Adhesion interactions of neurons in a tissue may affect the ion conductance of the plasma membrane, inducing selective localization and modulation of channels. We studied the adhesion region of cultured neurons from rat hippocampus as a defined model where such effects could be observed electrophysiologically, taking advantage of extracellular recording by a transistor integrated in the substrate. We observed the K+ current through the region of soma adhesion under voltage-clamp and compared it with the current through the whole cell. We found that the specific A-type conductance was depleted, even completely, in the region of adhesion, whereas the specific K-type conductance was enhanced up to a factor of 12. The electrophysiological approach opens a new way to investigate targeting of ion channels in the cell membrane as a function of adhesion processes.

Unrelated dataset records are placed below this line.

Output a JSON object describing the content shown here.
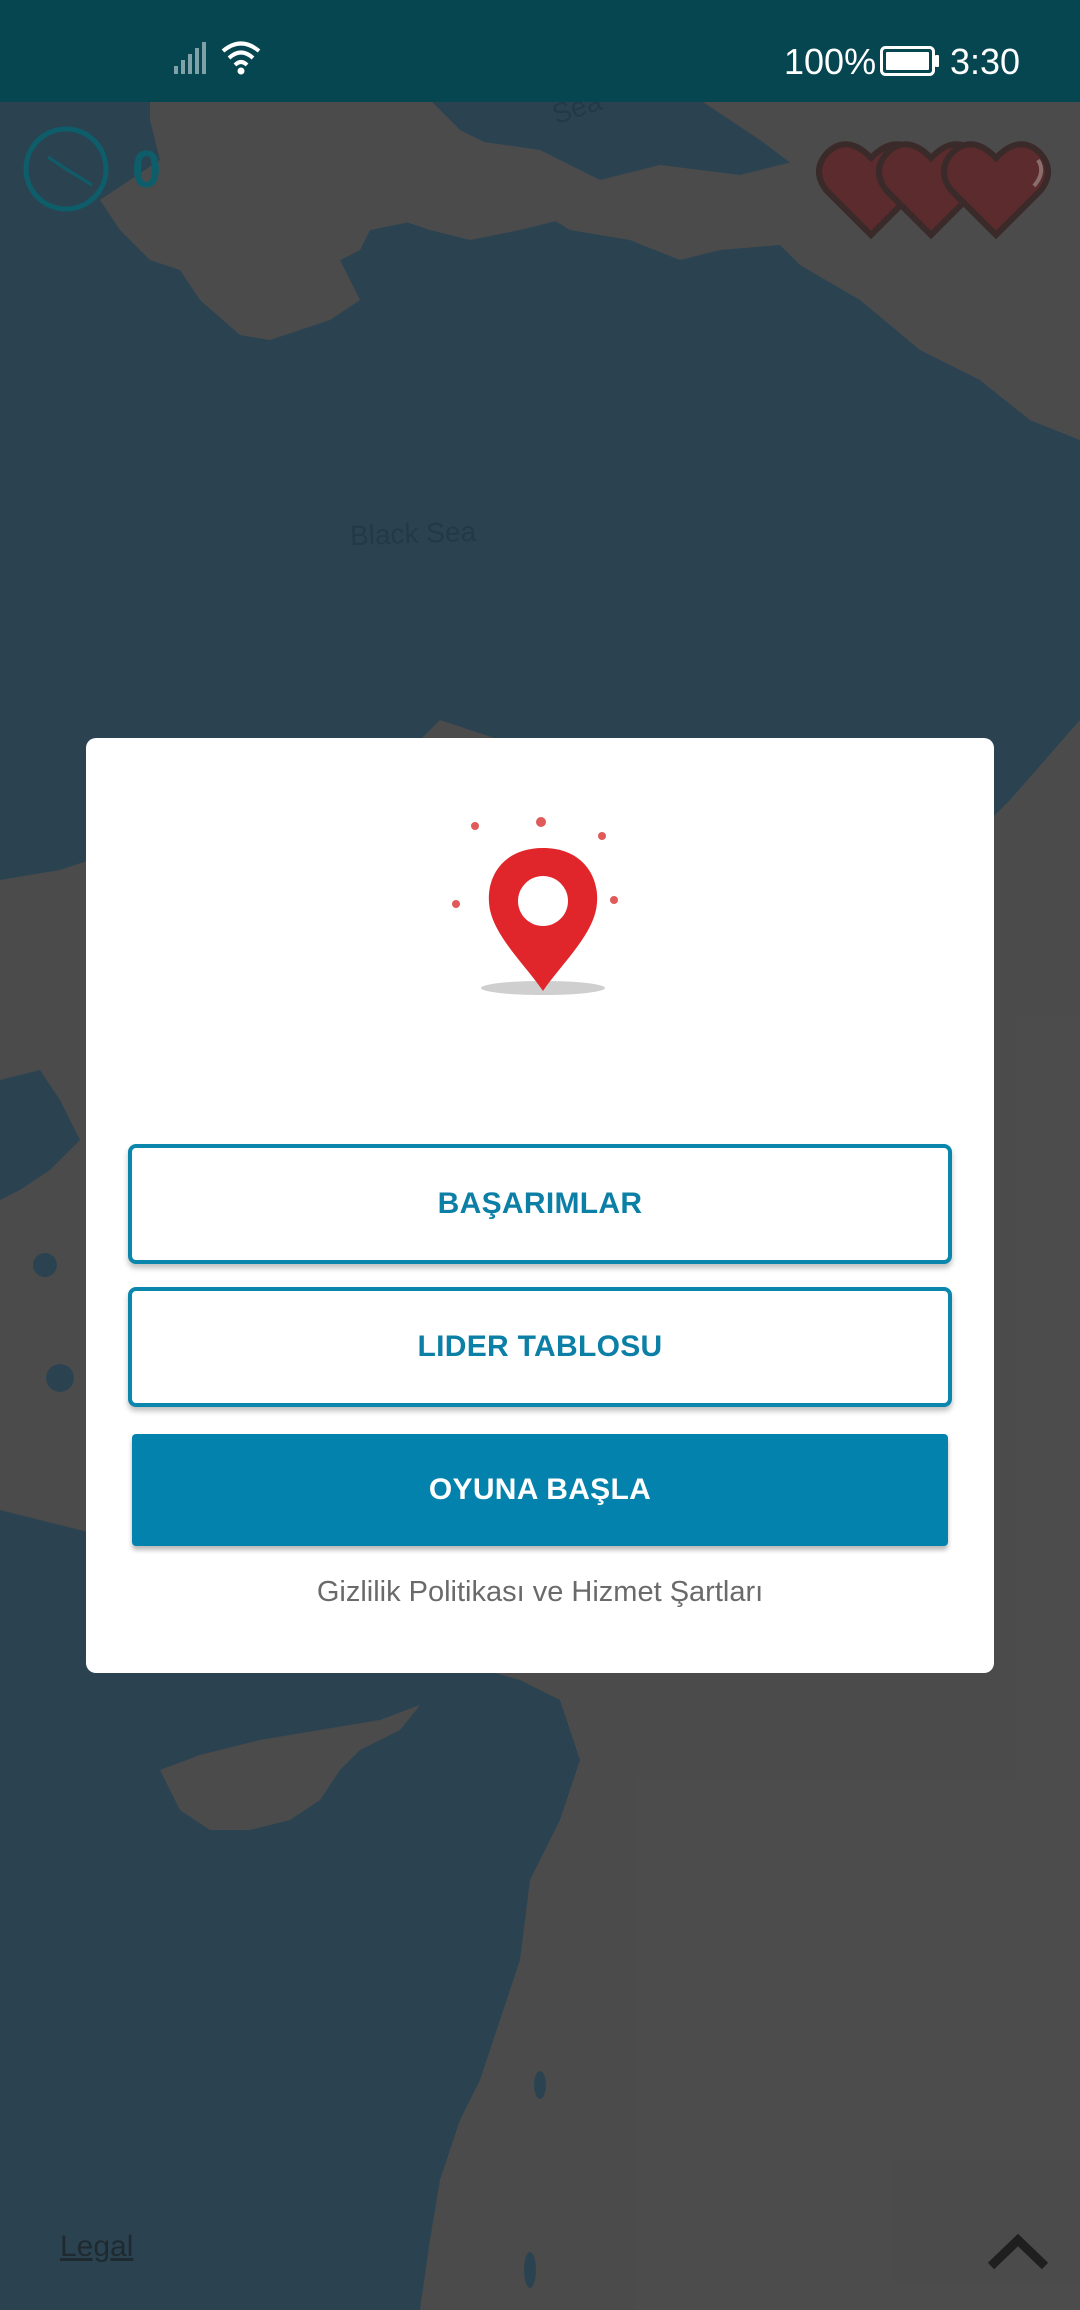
{
  "status_bar": {
    "battery_percent": "100%",
    "time": "3:30",
    "icons": [
      "signal-icon",
      "wifi-icon",
      "battery-icon"
    ]
  },
  "map": {
    "labels": {
      "black_sea": "Black Sea",
      "top_sea": "Sea"
    }
  },
  "hud": {
    "score": "0",
    "lives": 3,
    "icons": [
      "timer-icon",
      "heart-icon"
    ]
  },
  "dialog": {
    "icon": "location-pin-icon",
    "achievements_label": "BAŞARIMLAR",
    "leaderboard_label": "LIDER TABLOSU",
    "start_label": "OYUNA BAŞLA",
    "privacy_link": "Gizlilik Politikası ve Hizmet Şartları"
  },
  "footer": {
    "legal_link": "Legal",
    "scroll_icon": "chevron-up-icon"
  },
  "colors": {
    "status_bar": "#064651",
    "sea": "#3a5a6c",
    "land": "#656565",
    "accent": "#0382ad",
    "pin": "#e0262a"
  }
}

Vassanelli, S., Fromherz, P., 1999. Transistor Probes Local Potassium Conductances in the Adhesion Region of Cultured Rat Hippocampal Neurons. J. Neurosci. 19, 6767–6773